A network of 77 "fusion" intelligence centers, set up around the country under the auspices of the federal Department of Homeland Security, has over the past decade uncovered little information that could be useful in defending the nation against terrorism. It also created numerous reports on the legal, everyday of activities of ordinary Americans, according to a Senate report released Tuesday.
As part of an effort to encourage Mexicans living in the United States to enroll in the federal food stamp program, U.S. Department of Agriculture (USDA) employees have met with Mexican officials over 150 times in the past eight years, the Daily Caller reports. The result: an enormous increase in the number of noncitizens participating in the program and a concomitant rise in federal spending and debt.
Senate Majority Leader Harry Reid of Nevada is trying to get Congress, after the November elections, to pass into law language that would preempt from the states the right to regulate Internet gambling and would instead provide for federal regulation of this activity — benefiting his home state.
Although his website says he’ll “enforce the law” and “address the 11 million illegal immigrants in America in a civil and resolute manner that respects the rule of law,” GOP candidate Mitt Romney will honor President Obama’s recent amnesty for “young” illegal aliens.
Did Joe Biden forget momentarily which administration has been in the White House for these last four years? Or did he temporarily lose track of which ticket he is running on? He apparently misspoke when he addressed a crowd in Charlotte, North Carolina, but the gaffe-prone vice president — whom Republicans sometimes call "the gift that keeps on giving" — handed the Republicans a campaign gift October 2 when he referred to "the middle class that has been buried the last four years."
Politico is reporting that the U.S. Court of Appeals for the Second Circuit has “extended a temporary stay of a district court judge's order barring the government from using an indefinite detention provision in a defense bill passed by Congress and signed by President Barack Obama late last year.”
A panel of three judges heard the motion filed by the Obama administration and in their ruling they point to “flaws within the scope and rationale” of the permanent injunction issued earlier by District Court Judge Katherine Forrest.

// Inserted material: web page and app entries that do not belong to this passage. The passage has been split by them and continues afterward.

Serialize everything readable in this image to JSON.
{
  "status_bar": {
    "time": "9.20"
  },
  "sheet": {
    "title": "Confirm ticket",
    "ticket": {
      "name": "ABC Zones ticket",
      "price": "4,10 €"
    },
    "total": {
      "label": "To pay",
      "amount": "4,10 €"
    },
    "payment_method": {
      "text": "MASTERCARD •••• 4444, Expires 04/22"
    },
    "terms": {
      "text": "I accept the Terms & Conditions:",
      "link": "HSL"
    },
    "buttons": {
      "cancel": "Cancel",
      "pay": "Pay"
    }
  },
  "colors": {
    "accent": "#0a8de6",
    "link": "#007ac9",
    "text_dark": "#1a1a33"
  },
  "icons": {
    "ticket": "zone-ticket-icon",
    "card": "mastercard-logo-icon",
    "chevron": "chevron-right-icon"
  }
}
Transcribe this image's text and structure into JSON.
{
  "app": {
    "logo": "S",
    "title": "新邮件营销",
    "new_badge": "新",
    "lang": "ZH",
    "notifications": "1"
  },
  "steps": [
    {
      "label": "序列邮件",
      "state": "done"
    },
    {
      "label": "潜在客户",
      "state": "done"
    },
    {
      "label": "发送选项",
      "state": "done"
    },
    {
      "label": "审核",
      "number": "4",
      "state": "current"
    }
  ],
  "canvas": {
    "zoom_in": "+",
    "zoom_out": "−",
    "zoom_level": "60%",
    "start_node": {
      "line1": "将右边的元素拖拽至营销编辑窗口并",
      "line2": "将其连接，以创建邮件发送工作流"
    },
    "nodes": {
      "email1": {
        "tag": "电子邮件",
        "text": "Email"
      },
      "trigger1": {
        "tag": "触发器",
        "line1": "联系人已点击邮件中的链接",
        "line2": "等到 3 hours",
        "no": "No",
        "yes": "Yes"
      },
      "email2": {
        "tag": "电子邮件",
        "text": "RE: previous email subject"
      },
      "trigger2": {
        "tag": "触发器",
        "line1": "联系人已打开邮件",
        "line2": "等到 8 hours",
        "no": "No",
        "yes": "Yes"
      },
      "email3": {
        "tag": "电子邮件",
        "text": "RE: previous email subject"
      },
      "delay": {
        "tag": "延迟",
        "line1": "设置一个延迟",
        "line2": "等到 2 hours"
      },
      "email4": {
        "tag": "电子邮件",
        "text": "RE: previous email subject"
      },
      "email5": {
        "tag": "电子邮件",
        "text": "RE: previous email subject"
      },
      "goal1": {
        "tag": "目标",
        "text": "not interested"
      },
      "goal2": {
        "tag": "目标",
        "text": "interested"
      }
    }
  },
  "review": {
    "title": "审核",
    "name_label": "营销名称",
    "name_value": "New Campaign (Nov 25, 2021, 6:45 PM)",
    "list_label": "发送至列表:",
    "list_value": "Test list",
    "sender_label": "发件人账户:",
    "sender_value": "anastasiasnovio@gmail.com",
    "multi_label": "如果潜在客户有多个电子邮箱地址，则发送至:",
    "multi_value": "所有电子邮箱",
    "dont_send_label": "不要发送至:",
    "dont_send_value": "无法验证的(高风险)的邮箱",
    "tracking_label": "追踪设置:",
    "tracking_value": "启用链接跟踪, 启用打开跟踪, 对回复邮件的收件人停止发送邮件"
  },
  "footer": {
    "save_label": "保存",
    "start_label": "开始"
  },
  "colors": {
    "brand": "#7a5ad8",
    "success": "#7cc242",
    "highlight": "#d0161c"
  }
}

In response to an Opt Out and Film national campaign that encourages airline passengers to opt out of the naked-body scanners and film TSA screeners, the Transportation Security Administration has retracted its approval of filming its procedures at security checkpoints.
"The Fourth Amendment does not recognize guilt by association," U.S. District Court Judge Richard Sullivan wrote in ruling the New York Police Department illegally arrested a large number of demonstrators during the 2004 Republican National Convention in New York's Madison Square Garden. The ruling from the U.S. District Court for the Southern District of New York held that police lacked probable cause for many of the arrests, because they had no knowledge or reason to believe that the individuals arrested had broken the law.
Adding to the growing list of taxpayer-funded boondoggles, the Department of Veterans Affairs (VA) is under heavy congressional scrutiny after wastefully spending more than $700,000 on two employee conferences last year. A 150-page report issued by the VA Office of Inspector General (IG) affirmed that the lavish events, which took place in Orlando, Florida, were poorly planned by the agency’s senior leadership.
The U.S. Supreme Court on October 1 rejected the appeal of a Michigan resident who claimed the use of body-imaging scanners and pat-down procedures by Transportation Security Administration agents at airports throughout the country violate airline passengers' privacy rights protected by the Fourth Amendment to the U.S. Constitution. On the first day of its new term, the court refused without comment to consider the appeal of Jonathan Corbett, who publishes a blog called "TSA Out of Our Pants!" Corbett's suit had been dismissed by the U.S. District Court in Southern Florida in a ruling upheld by the 11th Circuit Court of Appeals in Atlanta, Georgia.